  1. ^ Erwina Burhanuddin; Abdul Gaffar Ruskhan; R.B. Chrismanto (1993) Penelitian kosakata bahasa Arab dalam bahasa Indonesia [Research on Arabic vocabulary in Indonesian]‎[1], Jakarta: Pusat Pembinaan dan Pengembangan Bahasa, Departemen Pendidikan dan Kebudayaan, →ISBN, OCLC 29420936

Further reading[edit]


Javanese[edit]

Noun[edit]

abad

  1. century

Malay[edit]

Malay Wikipedia has an article on:
Wikipedia ms

Alternative forms[edit]

Etymology[edit]

Borrowed from Arabic أَبَد(ʾabad).

Pronunciation[edit]

Noun[edit]

abad (Jawi spelling ابد‎, plural abad-abad, informal 1st possessive abadku, 2nd possessive abadmu, 3rd possessive abadnya)

  1. century (100 years)
    Synonym: kurun / قرون

Derived terms[edit]

Anagrams[edit]


Old English[edit]

Etymology[edit]

From ābīdan.

Pronunciation[edit]

Verb[edit]

ābād

  1. past singular of ābīdan

Spanish[edit]

Spanish Wikipedia has an article on:
Wikipedia es

Etymology[edit]

From Old Spanish abad, abbad, from Latin abbās, abbātem, from Ancient Greek ἀββᾶς (abbâs), from Aramaic אבא(’abbā, father).

Pronunciation[edit]

  • IPA(key): /aˈbad/, [aˈβ̞að̞]
  • (file)
  • Rhymes: -ad

Noun[edit]

abad m (plural abades)

  1. abbot

Related terms[edit]

Descendants[edit]

  • Basque: abade
  • Hiligaynon: abad
  • Tagalog: abad

Further reading[edit]


Tagalog[edit]

Pronunciation[edit]

  • Hyphenation: a‧bad
  • IPA(key): /ʔaˈbad/, [ʔɐˈbad]

Etymology 1[edit]

Borrowed from Spanish abad (abbot).

Noun[edit]

abád

  1. (Christianity) abbot

Etymology 2[edit]

From apheresis of sabad.

Noun[edit]

abád

  1. thwarting; foiling; failure
    Synonyms: pagbigo, pagkabigo, pagsugpo, pagkasugpo

Adjective[edit]

abád

  1. thwarted; foiled; unsuccessful
    Synonym: bigo

Uzbek[edit]

Pronunciation[edit]

Noun[edit]

abad (plural abadlar)

  1. eternity

Welsh[edit]

Etymology[edit]

From Middle Welsh abat, from Proto-Brythonic *abad, from Ecclesiastical Latin abbās, from Ancient Greek ἀββᾶς (abbâs), from Aramaic אַבָּא(’abbā, father).

Pronunciation[edit]

Noun[edit]

abad m (plural abadau)

  1. abbot

Derived terms[edit]

Mutation[edit]

Welsh mutation
radical soft nasal h-prothesis
abad unchanged unchanged habad
Note: Some of these forms may be hypothetical.
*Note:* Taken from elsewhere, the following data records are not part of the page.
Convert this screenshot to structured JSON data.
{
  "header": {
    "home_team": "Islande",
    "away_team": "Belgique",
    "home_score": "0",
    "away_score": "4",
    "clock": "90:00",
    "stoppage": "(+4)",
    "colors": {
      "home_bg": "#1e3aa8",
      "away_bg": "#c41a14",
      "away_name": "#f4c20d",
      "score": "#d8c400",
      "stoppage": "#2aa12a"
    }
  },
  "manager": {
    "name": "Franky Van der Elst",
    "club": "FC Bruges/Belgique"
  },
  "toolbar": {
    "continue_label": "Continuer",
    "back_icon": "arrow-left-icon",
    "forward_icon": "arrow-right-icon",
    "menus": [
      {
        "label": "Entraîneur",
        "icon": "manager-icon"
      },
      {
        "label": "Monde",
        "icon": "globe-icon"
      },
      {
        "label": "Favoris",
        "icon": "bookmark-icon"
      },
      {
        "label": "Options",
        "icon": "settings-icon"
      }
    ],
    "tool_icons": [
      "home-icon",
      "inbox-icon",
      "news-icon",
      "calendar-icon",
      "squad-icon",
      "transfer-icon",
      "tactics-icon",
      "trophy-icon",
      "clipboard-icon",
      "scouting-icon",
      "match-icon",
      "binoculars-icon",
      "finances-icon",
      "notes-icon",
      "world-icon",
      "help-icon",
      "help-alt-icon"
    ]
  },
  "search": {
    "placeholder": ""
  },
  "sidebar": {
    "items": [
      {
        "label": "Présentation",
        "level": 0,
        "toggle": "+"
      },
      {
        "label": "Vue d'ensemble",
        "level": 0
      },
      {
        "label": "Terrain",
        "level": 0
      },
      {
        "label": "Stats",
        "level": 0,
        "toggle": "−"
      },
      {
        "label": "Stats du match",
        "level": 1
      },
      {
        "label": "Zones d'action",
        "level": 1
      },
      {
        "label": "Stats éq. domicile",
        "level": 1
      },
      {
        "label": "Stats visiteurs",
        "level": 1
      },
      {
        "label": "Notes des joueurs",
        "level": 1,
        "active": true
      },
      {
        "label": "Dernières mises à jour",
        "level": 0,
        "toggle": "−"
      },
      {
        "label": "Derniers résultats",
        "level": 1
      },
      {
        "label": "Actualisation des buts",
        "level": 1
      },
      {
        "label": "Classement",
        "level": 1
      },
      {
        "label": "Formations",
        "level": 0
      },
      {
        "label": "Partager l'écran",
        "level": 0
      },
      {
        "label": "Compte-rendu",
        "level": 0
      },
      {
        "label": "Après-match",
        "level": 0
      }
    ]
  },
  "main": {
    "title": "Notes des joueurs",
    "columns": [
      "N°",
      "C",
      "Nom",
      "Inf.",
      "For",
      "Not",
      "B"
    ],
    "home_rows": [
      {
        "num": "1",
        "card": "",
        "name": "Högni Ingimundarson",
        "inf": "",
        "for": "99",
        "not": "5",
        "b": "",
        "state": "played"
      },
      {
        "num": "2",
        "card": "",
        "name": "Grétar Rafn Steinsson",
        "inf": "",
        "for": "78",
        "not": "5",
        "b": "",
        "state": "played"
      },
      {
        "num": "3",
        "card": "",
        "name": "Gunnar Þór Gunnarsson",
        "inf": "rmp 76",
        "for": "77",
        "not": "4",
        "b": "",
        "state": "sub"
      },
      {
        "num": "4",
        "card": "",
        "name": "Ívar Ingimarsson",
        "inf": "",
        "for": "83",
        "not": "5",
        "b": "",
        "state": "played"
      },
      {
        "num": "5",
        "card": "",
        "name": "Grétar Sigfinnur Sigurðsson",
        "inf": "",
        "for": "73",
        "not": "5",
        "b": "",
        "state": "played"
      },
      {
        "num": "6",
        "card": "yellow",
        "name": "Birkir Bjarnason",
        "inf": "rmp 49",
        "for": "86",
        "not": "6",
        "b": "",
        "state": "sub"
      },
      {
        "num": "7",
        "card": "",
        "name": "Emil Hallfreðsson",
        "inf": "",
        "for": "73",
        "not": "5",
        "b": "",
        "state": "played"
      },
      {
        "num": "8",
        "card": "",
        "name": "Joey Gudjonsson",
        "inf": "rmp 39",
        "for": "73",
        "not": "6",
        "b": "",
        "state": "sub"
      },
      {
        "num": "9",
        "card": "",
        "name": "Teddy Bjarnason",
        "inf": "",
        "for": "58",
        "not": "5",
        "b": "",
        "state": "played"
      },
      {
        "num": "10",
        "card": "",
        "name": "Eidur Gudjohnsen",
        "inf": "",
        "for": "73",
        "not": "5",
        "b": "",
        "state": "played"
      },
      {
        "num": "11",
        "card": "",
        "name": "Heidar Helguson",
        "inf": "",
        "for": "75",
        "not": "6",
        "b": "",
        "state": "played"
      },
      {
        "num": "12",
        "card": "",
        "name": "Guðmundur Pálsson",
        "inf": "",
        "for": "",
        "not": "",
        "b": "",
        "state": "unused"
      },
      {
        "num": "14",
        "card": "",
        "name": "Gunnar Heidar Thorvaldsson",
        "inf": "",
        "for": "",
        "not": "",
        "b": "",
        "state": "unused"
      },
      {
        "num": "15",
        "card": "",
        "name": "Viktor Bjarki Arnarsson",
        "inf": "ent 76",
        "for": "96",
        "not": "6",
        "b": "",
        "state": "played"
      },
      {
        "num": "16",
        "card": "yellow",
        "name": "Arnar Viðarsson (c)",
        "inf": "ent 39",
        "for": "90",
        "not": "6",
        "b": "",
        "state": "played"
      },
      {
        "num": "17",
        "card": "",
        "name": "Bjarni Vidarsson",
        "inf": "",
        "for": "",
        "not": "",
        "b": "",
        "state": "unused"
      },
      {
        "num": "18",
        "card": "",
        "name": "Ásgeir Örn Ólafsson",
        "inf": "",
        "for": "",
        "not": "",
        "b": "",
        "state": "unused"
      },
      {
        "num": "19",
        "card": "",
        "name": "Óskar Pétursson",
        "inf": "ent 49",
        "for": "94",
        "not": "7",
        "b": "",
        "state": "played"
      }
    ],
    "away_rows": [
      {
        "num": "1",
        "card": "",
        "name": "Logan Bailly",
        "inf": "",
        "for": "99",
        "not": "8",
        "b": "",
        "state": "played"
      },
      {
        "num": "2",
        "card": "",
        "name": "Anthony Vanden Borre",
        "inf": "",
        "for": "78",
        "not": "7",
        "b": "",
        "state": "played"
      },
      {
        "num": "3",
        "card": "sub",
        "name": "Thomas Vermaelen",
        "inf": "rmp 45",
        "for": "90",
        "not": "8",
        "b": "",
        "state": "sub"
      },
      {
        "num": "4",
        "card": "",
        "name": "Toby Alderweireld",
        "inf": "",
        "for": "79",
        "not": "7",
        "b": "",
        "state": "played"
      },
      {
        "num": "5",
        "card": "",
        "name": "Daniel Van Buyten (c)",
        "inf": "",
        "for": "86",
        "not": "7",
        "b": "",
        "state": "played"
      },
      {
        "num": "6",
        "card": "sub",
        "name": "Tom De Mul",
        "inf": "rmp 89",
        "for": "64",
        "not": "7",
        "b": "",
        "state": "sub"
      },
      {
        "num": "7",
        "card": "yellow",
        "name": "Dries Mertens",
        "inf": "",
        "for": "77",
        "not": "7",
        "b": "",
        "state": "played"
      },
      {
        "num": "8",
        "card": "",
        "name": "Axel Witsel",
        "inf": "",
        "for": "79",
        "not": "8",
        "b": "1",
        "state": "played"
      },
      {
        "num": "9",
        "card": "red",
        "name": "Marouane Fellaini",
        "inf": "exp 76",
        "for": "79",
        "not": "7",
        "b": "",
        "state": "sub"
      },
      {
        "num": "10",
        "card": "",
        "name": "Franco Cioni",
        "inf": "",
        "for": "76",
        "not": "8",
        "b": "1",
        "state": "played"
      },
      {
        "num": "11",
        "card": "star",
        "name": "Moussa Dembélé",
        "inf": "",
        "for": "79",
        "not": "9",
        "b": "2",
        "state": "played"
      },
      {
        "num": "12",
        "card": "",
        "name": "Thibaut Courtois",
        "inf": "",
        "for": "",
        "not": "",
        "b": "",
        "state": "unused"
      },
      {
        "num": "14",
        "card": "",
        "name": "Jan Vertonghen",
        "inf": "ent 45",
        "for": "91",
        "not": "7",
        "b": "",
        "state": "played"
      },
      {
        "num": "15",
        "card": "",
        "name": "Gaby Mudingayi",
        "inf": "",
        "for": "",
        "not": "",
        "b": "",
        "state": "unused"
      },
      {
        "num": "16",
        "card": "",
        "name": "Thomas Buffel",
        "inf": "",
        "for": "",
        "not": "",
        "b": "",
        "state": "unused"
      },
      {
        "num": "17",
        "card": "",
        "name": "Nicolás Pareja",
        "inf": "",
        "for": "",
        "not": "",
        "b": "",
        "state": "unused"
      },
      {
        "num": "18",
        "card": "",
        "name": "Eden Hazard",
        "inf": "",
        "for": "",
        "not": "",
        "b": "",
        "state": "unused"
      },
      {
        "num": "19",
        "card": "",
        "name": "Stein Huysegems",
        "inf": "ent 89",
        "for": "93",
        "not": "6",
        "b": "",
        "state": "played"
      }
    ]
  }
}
Not every possible mutated form of every word actually occurs.

Further reading[edit]

  • R. J. Thomas, G. A. Bevan, P. J. Donovan, A. Hawke et al., editors (1950–present), “abad”, in Geiriadur Prifysgol Cymru Online (in Welsh), University of Wales Centre for Advanced Welsh & Celtic Studies